The EU said growth was being helped by factors such as low oil prices and a weaker euro exchange rate. Another factor cited was the European Central Bank's attempts to stimulate the eurozone economy through its bond-buying programme.
However, the report also warned that new challenges to growth were appearing, including the slowdown in China and emerging market economies, and geopolitical tensions.
The EU's executive arm expects three million migrants to arrive in Europe by 2017 as they flee war and poverty in Syria and other conflict zones. It predicts the increase in labour supply could boost GDP growth in the medium term provided the correct policies are in place.
2 FB has a billion daily users and rising mobile ad sales (Sam Thielman in The Guardian) Facebook now averages 1.1 billion users a day, according quarterly results announced on Wednesday, which also revealed the company made more money on mobile advertising alone than the whole business took in during the same period last year.
When its flagship product hit the billion-user milestone on 24 August, the company took a victory lap; now that appears to be slightly below the norm. The tech behemoth’s other platforms are expanding, as well: founder and chief executive Mark Zuckerberg said Instagram has topped 400 million monthly active users, and that WhatsApp has passed the 900 million mark “and continues to be on a path to reach a billion users and beyond”.
The mobile ad world is growing by leaps and bounds – so quickly, in fact, that analytics firm eMarketer predicts that Facebook’s global market share will actually shrink from 38.4% to 33.7% even as its revenues increase dramatically.
Facebook attributed 78% of its $4.29bn advertising revenue to mobile. All revenue across the business amounted to $3.2bn during the third quarter of 2014; this quarter, mobile ads alone accounted for $3.35bn. Mobile monthly active users alone were 1.39 billion.
Facebook is also about to expand its news business into a new app called Notify, which will stand alone from Facebook and allow users to subscribe to and personalize mobile notifications from participating publications. The app could launch as early as this week, according to the Financial Times.
3 India home to most confident consumers (Khaleej Times) Consumers in India - now the fastest-growing big economy - are the world's most confident, according to Nielsen. Surging personal wealth is pushing an unprecedented number of Indians to tour the globe. Indians are also taking on more credit, helping to bolster spending power as the festival season approaches.

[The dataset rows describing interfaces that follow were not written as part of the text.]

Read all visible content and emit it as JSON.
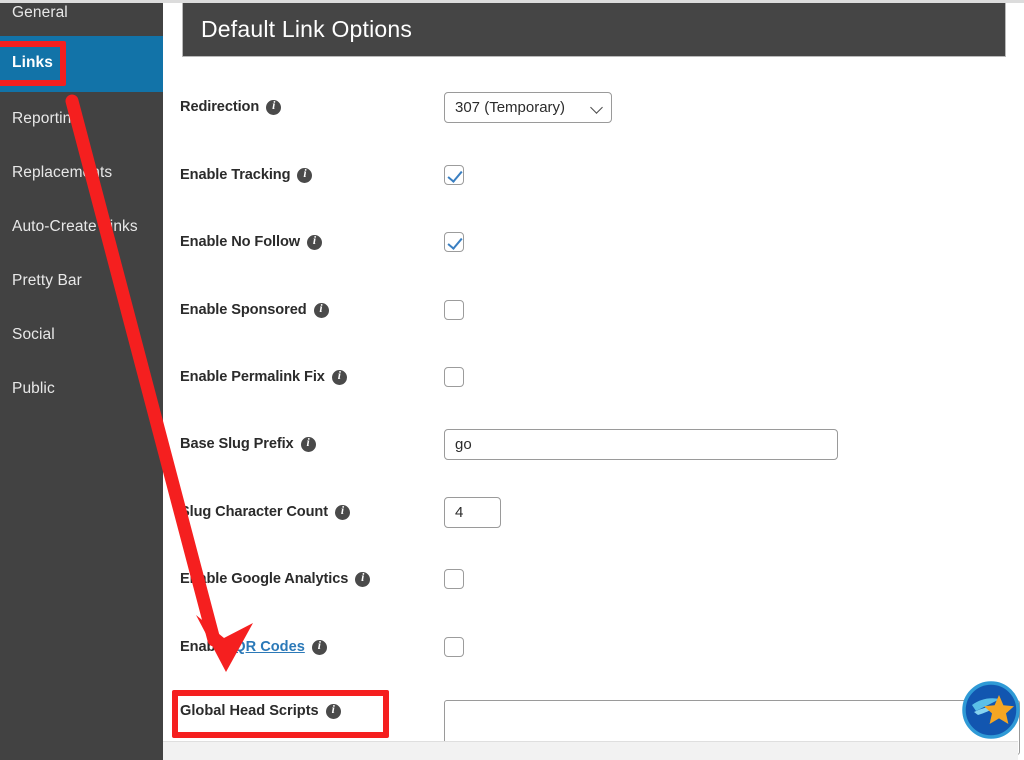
{
  "sidebar": {
    "items": [
      {
        "label": "General",
        "active": false
      },
      {
        "label": "Links",
        "active": true
      },
      {
        "label": "Reporting",
        "active": false
      },
      {
        "label": "Replacements",
        "active": false
      },
      {
        "label": "Auto-Create Links",
        "active": false
      },
      {
        "label": "Pretty Bar",
        "active": false
      },
      {
        "label": "Social",
        "active": false
      },
      {
        "label": "Public",
        "active": false
      }
    ]
  },
  "panel": {
    "title": "Default Link Options"
  },
  "fields": {
    "redirection": {
      "label": "Redirection",
      "info_icon": "info-icon",
      "value": "307 (Temporary)",
      "options": [
        "307 (Temporary)"
      ]
    },
    "enable_tracking": {
      "label": "Enable Tracking",
      "info_icon": "info-icon",
      "checked": "checked"
    },
    "enable_no_follow": {
      "label": "Enable No Follow",
      "info_icon": "info-icon",
      "checked": "checked"
    },
    "enable_sponsored": {
      "label": "Enable Sponsored",
      "info_icon": "info-icon",
      "checked": "unchecked"
    },
    "enable_permalink_fix": {
      "label": "Enable Permalink Fix",
      "info_icon": "info-icon",
      "checked": "unchecked"
    },
    "base_slug_prefix": {
      "label": "Base Slug Prefix",
      "info_icon": "info-icon",
      "value": "go"
    },
    "slug_character_count": {
      "label": "Slug Character Count",
      "info_icon": "info-icon",
      "value": "4"
    },
    "enable_google_analytics": {
      "label": "Enable Google Analytics",
      "info_icon": "info-icon",
      "checked": "unchecked"
    },
    "enable_qr_codes": {
      "label_prefix": "Enable",
      "link_label": "QR Codes",
      "info_icon": "info-icon",
      "checked": "unchecked"
    },
    "global_head_scripts": {
      "label": "Global Head Scripts",
      "info_icon": "info-icon",
      "value": ""
    }
  },
  "annotations": {
    "highlight_color": "#f51f1f",
    "links_highlight_target": "Links",
    "global_head_scripts_highlight_target": "Global Head Scripts",
    "arrow": {
      "from": "Links",
      "to": "Global Head Scripts",
      "color": "#f51f1f"
    }
  },
  "badge": {
    "name": "pretty-links-logo-badge",
    "circle_color": "#1256b0",
    "ring_color": "#2f9ad6",
    "star_color": "#f5a623",
    "wing_color": "#5bc0e8"
  },
  "icons": {
    "info": "i",
    "chevron_down": "chevron-down-icon",
    "check": "check-icon"
  }
}
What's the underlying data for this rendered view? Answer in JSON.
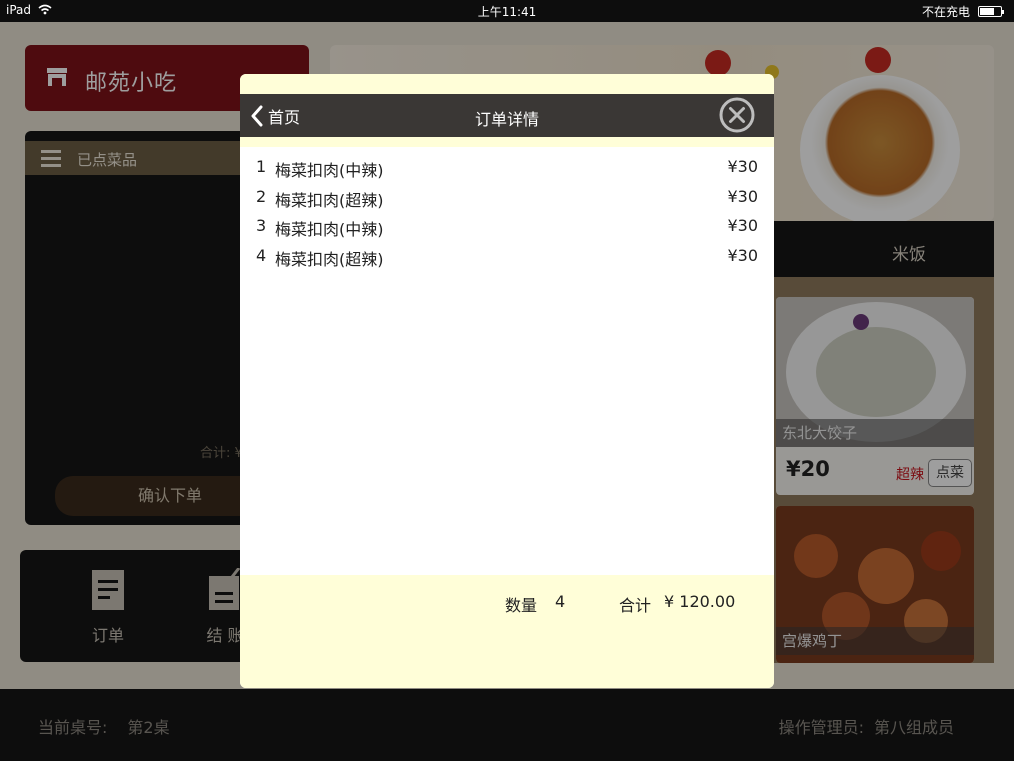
{
  "status_bar": {
    "device": "iPad",
    "time": "上午11:41",
    "charging": "不在充电"
  },
  "app": {
    "name": "邮苑小吃"
  },
  "ordered_panel": {
    "title": "已点菜品",
    "subtotal_label": "合计: ¥",
    "confirm_button": "确认下单"
  },
  "bottom_nav": {
    "orders": "订单",
    "checkout": "结 账"
  },
  "category": {
    "label": "米饭"
  },
  "foods": [
    {
      "name": "东北大饺子",
      "price": "¥20",
      "spicy": "超辣",
      "order_button": "点菜"
    },
    {
      "name": "宫爆鸡丁"
    }
  ],
  "footer": {
    "table_label": "当前桌号:",
    "table_value": "第2桌",
    "operator_label": "操作管理员:",
    "operator_value": "第八组成员"
  },
  "modal": {
    "back_label": "首页",
    "title": "订单详情",
    "items": [
      {
        "index": "1",
        "name": "梅菜扣肉(中辣)",
        "price": "¥30"
      },
      {
        "index": "2",
        "name": "梅菜扣肉(超辣)",
        "price": "¥30"
      },
      {
        "index": "3",
        "name": "梅菜扣肉(中辣)",
        "price": "¥30"
      },
      {
        "index": "4",
        "name": "梅菜扣肉(超辣)",
        "price": "¥30"
      }
    ],
    "quantity_label": "数量",
    "quantity_value": "4",
    "total_label": "合计",
    "total_value": "¥ 120.00"
  },
  "colors": {
    "brand": "#7e1219",
    "modal_header": "#3a3735",
    "modal_accent": "#fffed8",
    "spicy": "#c8151e"
  }
}
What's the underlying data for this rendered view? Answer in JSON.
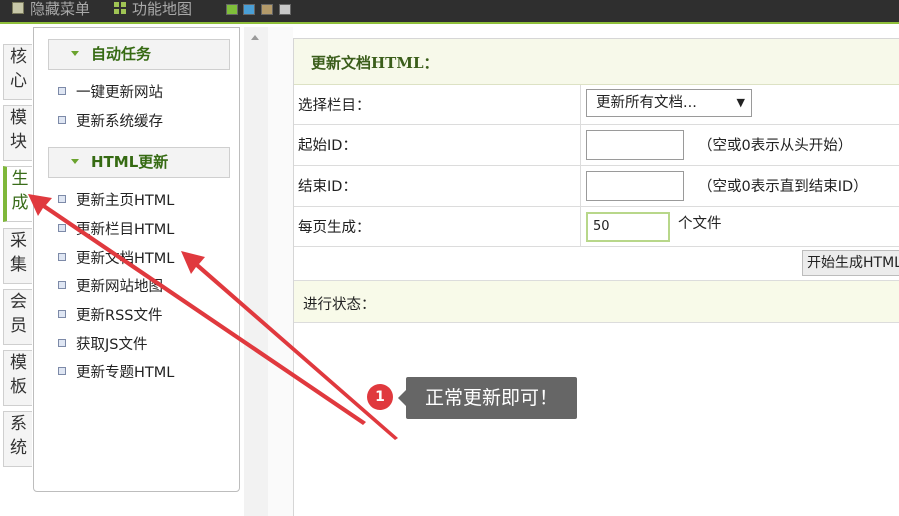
{
  "topbar": {
    "hidden_menu": "隐藏菜单",
    "function_map": "功能地图",
    "skin_colors": [
      "#7fbf3a",
      "#4a9fd6",
      "#b39a6a",
      "#c8c8c8"
    ]
  },
  "left_tabs": [
    {
      "label": "核心",
      "active": false
    },
    {
      "label": "模块",
      "active": false
    },
    {
      "label": "生成",
      "active": true
    },
    {
      "label": "采集",
      "active": false
    },
    {
      "label": "会员",
      "active": false
    },
    {
      "label": "模板",
      "active": false
    },
    {
      "label": "系统",
      "active": false
    }
  ],
  "menu": {
    "section1": {
      "title": "自动任务",
      "items": [
        "一键更新网站",
        "更新系统缓存"
      ]
    },
    "section2": {
      "title": "HTML更新",
      "items": [
        "更新主页HTML",
        "更新栏目HTML",
        "更新文档HTML",
        "更新网站地图",
        "更新RSS文件",
        "获取JS文件",
        "更新专题HTML"
      ]
    }
  },
  "form": {
    "title": "更新文档HTML：",
    "rows": {
      "category": {
        "label": "选择栏目：",
        "value": "更新所有文档..."
      },
      "start_id": {
        "label": "起始ID：",
        "value": "",
        "hint": "（空或0表示从头开始）"
      },
      "end_id": {
        "label": "结束ID：",
        "value": "",
        "hint": "（空或0表示直到结束ID）"
      },
      "per_page": {
        "label": "每页生成：",
        "value": "50",
        "unit": "个文件"
      }
    },
    "start_button": "开始生成HTML",
    "status_label": "进行状态："
  },
  "annotation": {
    "badge": "1",
    "text": "正常更新即可！",
    "arrow_color": "#e0393e"
  }
}
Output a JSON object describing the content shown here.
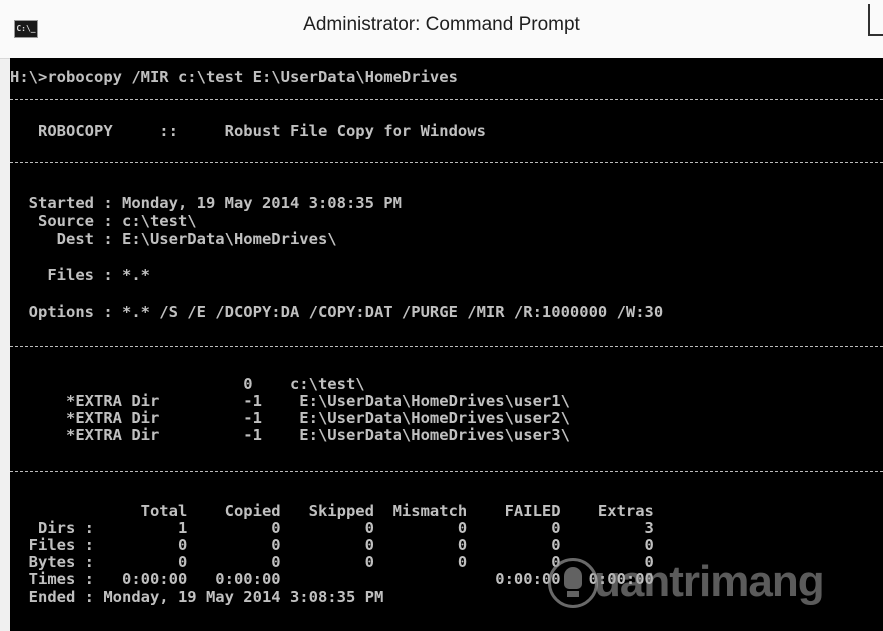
{
  "window": {
    "title": "Administrator: Command Prompt",
    "icon_text": "C:\\_"
  },
  "console": {
    "command_line": "H:\\>robocopy /MIR c:\\test E:\\UserData\\HomeDrives",
    "header_line": "   ROBOCOPY     ::     Robust File Copy for Windows",
    "started_line": "  Started : Monday, 19 May 2014 3:08:35 PM",
    "source_line": "   Source : c:\\test\\",
    "dest_line": "     Dest : E:\\UserData\\HomeDrives\\",
    "files_line": "    Files : *.*",
    "options_line": "  Options : *.* /S /E /DCOPY:DA /COPY:DAT /PURGE /MIR /R:1000000 /W:30",
    "dir_lines": [
      "                         0    c:\\test\\",
      "      *EXTRA Dir         -1    E:\\UserData\\HomeDrives\\user1\\",
      "      *EXTRA Dir         -1    E:\\UserData\\HomeDrives\\user2\\",
      "      *EXTRA Dir         -1    E:\\UserData\\HomeDrives\\user3\\"
    ],
    "summary_lines": [
      "              Total    Copied   Skipped  Mismatch    FAILED    Extras",
      "   Dirs :         1         0         0         0         0         3",
      "  Files :         0         0         0         0         0         0",
      "  Bytes :         0         0         0         0         0         0",
      "  Times :   0:00:00   0:00:00                       0:00:00   0:00:00",
      "  Ended : Monday, 19 May 2014 3:08:35 PM"
    ]
  },
  "watermark": {
    "text": "uantrimang",
    "icon": "lightbulb-icon"
  }
}
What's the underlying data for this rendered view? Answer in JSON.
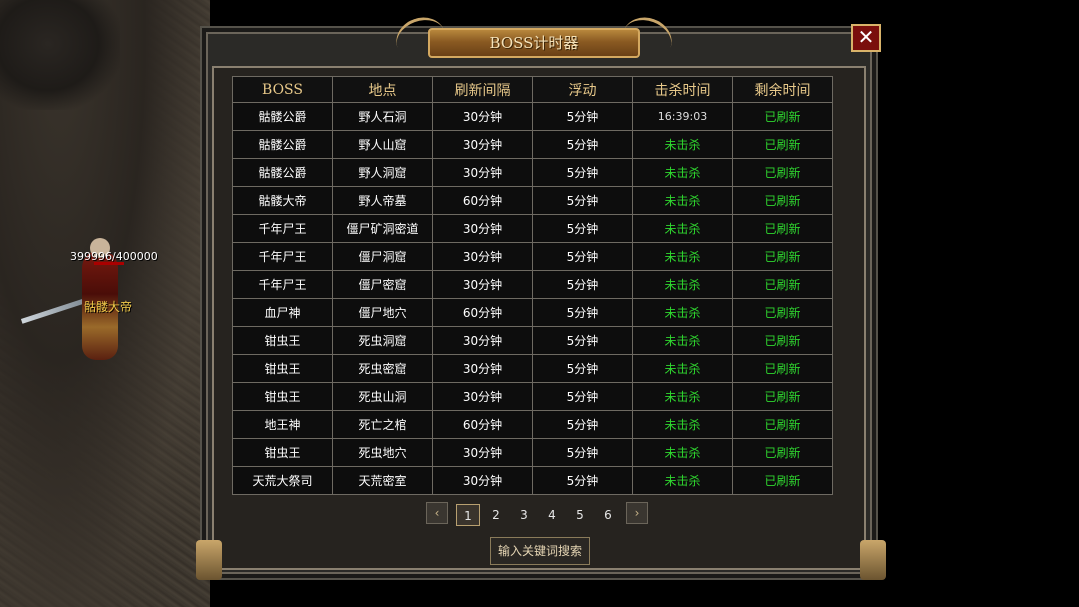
{
  "title": "BOSS计时器",
  "close_icon": "✕",
  "character": {
    "hp": "399996/400000",
    "name": "骷髅大帝"
  },
  "table": {
    "headers": [
      "BOSS",
      "地点",
      "刷新间隔",
      "浮动",
      "击杀时间",
      "剩余时间"
    ],
    "rows": [
      [
        "骷髅公爵",
        "野人石洞",
        "30分钟",
        "5分钟",
        "16:39:03",
        "已刷新"
      ],
      [
        "骷髅公爵",
        "野人山窟",
        "30分钟",
        "5分钟",
        "未击杀",
        "已刷新"
      ],
      [
        "骷髅公爵",
        "野人洞窟",
        "30分钟",
        "5分钟",
        "未击杀",
        "已刷新"
      ],
      [
        "骷髅大帝",
        "野人帝墓",
        "60分钟",
        "5分钟",
        "未击杀",
        "已刷新"
      ],
      [
        "千年尸王",
        "僵尸矿洞密道",
        "30分钟",
        "5分钟",
        "未击杀",
        "已刷新"
      ],
      [
        "千年尸王",
        "僵尸洞窟",
        "30分钟",
        "5分钟",
        "未击杀",
        "已刷新"
      ],
      [
        "千年尸王",
        "僵尸密窟",
        "30分钟",
        "5分钟",
        "未击杀",
        "已刷新"
      ],
      [
        "血尸神",
        "僵尸地穴",
        "60分钟",
        "5分钟",
        "未击杀",
        "已刷新"
      ],
      [
        "钳虫王",
        "死虫洞窟",
        "30分钟",
        "5分钟",
        "未击杀",
        "已刷新"
      ],
      [
        "钳虫王",
        "死虫密窟",
        "30分钟",
        "5分钟",
        "未击杀",
        "已刷新"
      ],
      [
        "钳虫王",
        "死虫山洞",
        "30分钟",
        "5分钟",
        "未击杀",
        "已刷新"
      ],
      [
        "地王神",
        "死亡之棺",
        "60分钟",
        "5分钟",
        "未击杀",
        "已刷新"
      ],
      [
        "钳虫王",
        "死虫地穴",
        "30分钟",
        "5分钟",
        "未击杀",
        "已刷新"
      ],
      [
        "天荒大祭司",
        "天荒密室",
        "30分钟",
        "5分钟",
        "未击杀",
        "已刷新"
      ]
    ]
  },
  "pagination": {
    "prev_icon": "‹",
    "next_icon": "›",
    "pages": [
      "1",
      "2",
      "3",
      "4",
      "5",
      "6"
    ],
    "current": "1"
  },
  "search_button": "输入关键词搜索",
  "colors": {
    "status_green": "#2fd72f",
    "header_gold": "#e8c98a",
    "title_plate": "#8a5a22",
    "close_red": "#7a0f0c"
  }
}
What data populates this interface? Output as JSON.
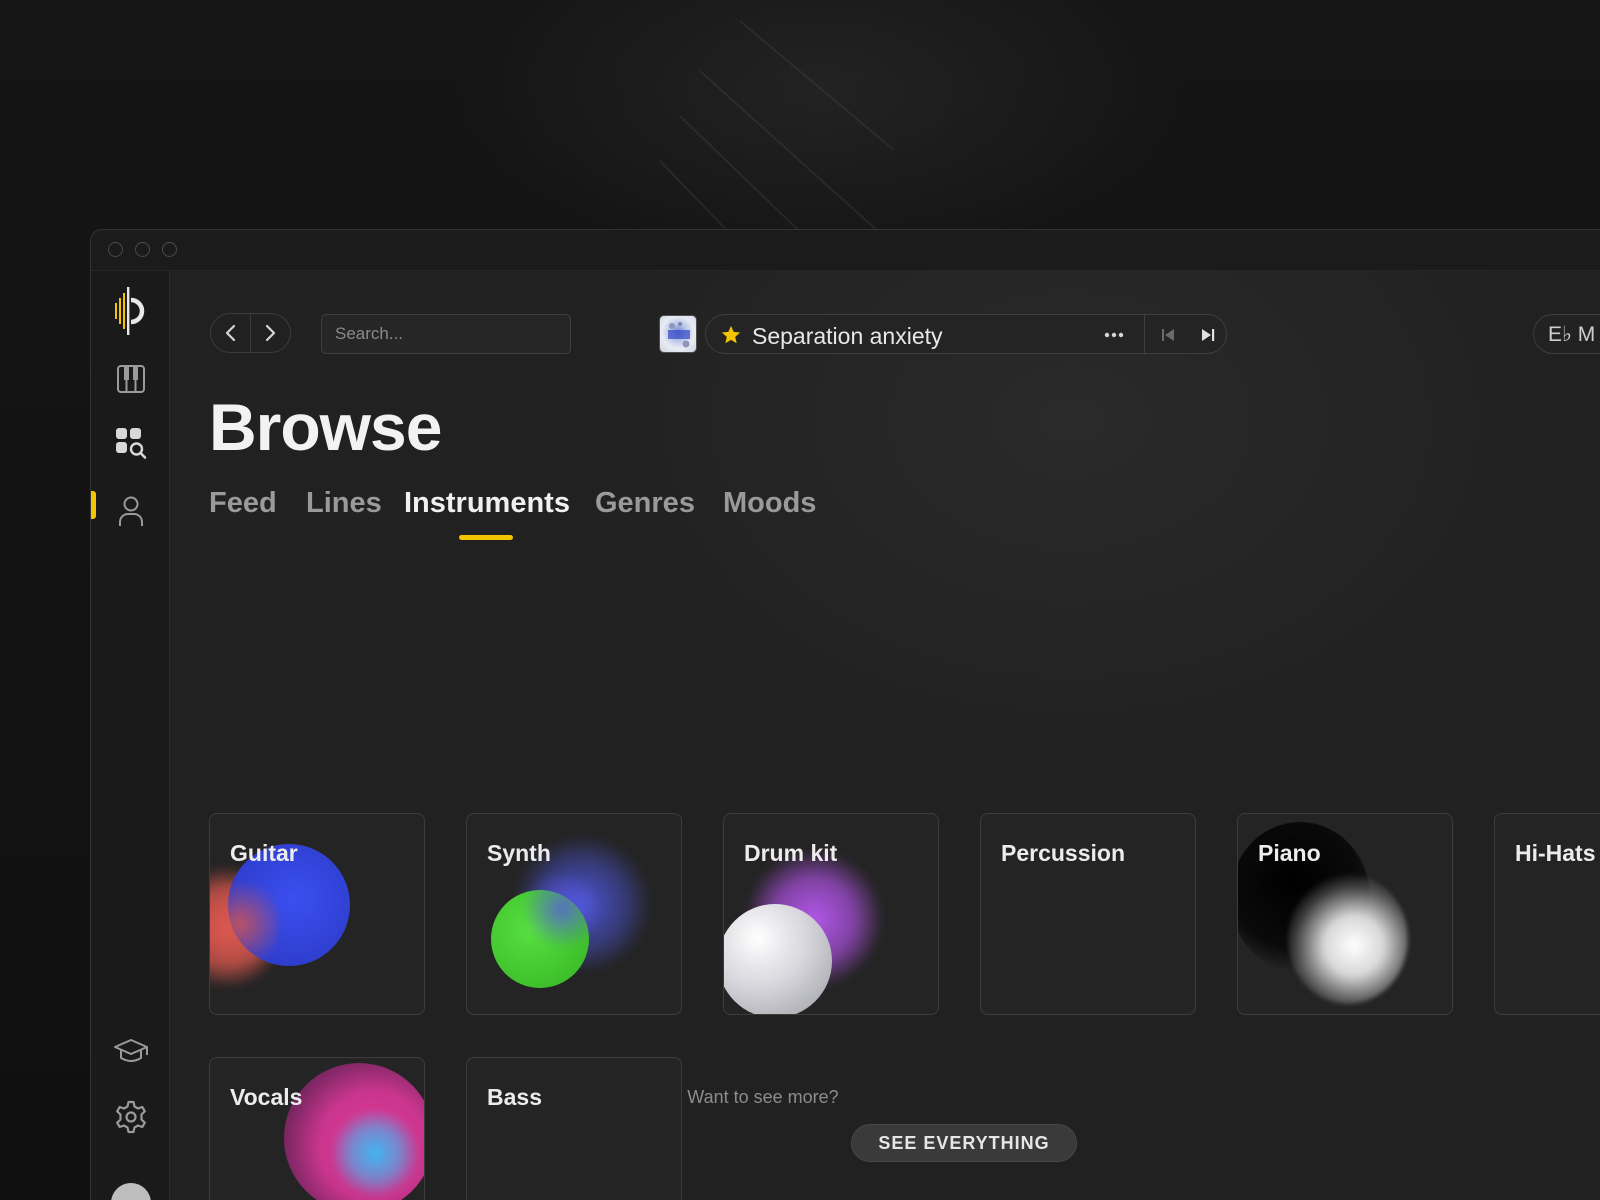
{
  "window": {
    "controls": [
      "close",
      "minimize",
      "maximize"
    ]
  },
  "sidebar": {
    "logo_icon": "app-logo-icon",
    "items": [
      {
        "name": "piano-keys-icon",
        "active": false
      },
      {
        "name": "browse-search-icon",
        "active": true
      },
      {
        "name": "user-profile-icon",
        "active": false
      }
    ],
    "bottom_items": [
      {
        "name": "graduation-cap-icon"
      },
      {
        "name": "gear-icon"
      },
      {
        "name": "avatar"
      }
    ],
    "accent_color": "#f5c400"
  },
  "toolbar": {
    "back_icon": "chevron-left-icon",
    "forward_icon": "chevron-right-icon",
    "search_placeholder": "Search...",
    "now_playing": {
      "title": "Separation anxiety",
      "starred": true,
      "star_color": "#f5c400"
    },
    "key_label": "E♭ M"
  },
  "page": {
    "title": "Browse",
    "tabs": [
      {
        "label": "Feed",
        "active": false
      },
      {
        "label": "Lines",
        "active": false
      },
      {
        "label": "Instruments",
        "active": true
      },
      {
        "label": "Genres",
        "active": false
      },
      {
        "label": "Moods",
        "active": false
      }
    ]
  },
  "instruments": [
    {
      "label": "Guitar"
    },
    {
      "label": "Synth"
    },
    {
      "label": "Drum kit"
    },
    {
      "label": "Percussion"
    },
    {
      "label": "Piano"
    },
    {
      "label": "Hi-Hats"
    },
    {
      "label": "Vocals"
    },
    {
      "label": "Bass"
    }
  ],
  "footer": {
    "prompt": "Want to see more?",
    "button_label": "SEE EVERYTHING"
  }
}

Higher consumption in a retail sector that accounts for about half the economy will help Prime Minister Narendra Modi get companies to invest more and create jobs for a burgeoning population. Spending could rise further following four interest rate cuts and a scheduled pay hike for state employees.
The continuing challenge of a global economic slowdown means it will take time to use up India's manufacturing slack - about 1.5 years until capacity utilisation reaches around 85 per cent, from 71.5 per cent now. Price competition means it may take time for consumption gains to be reflected on corporate balance sheets.
Cheaper fuel amid a global commodity slump and sliding inflation has left more cash in the hands of consumers. As average household incomes triple to $18,448 over the decade through 2020, India's retail sales will double from current levels to $1 trillion, the Boston Consulting Group estimated in a February report.
The number of rich Indians rose a world-beating 26 per cent in 2014, according to a report from Cap Gemini and RBC Wealth Management. They also borrow a lot - second only compared with their peers in the Netherlands - and among their baubles are homes in gated communities they can buy only if invited to.
It's too early to reach a conclusion on whether the consumption surge will be sustainable, said Rupa Rege Nitsure, chief economist at L&T Financial Services. Credit going toward durable consumer products such as TVs and smartphones remain far from their peak levels, she said. Loan-growth numbers also are flattered by lower levels from last year.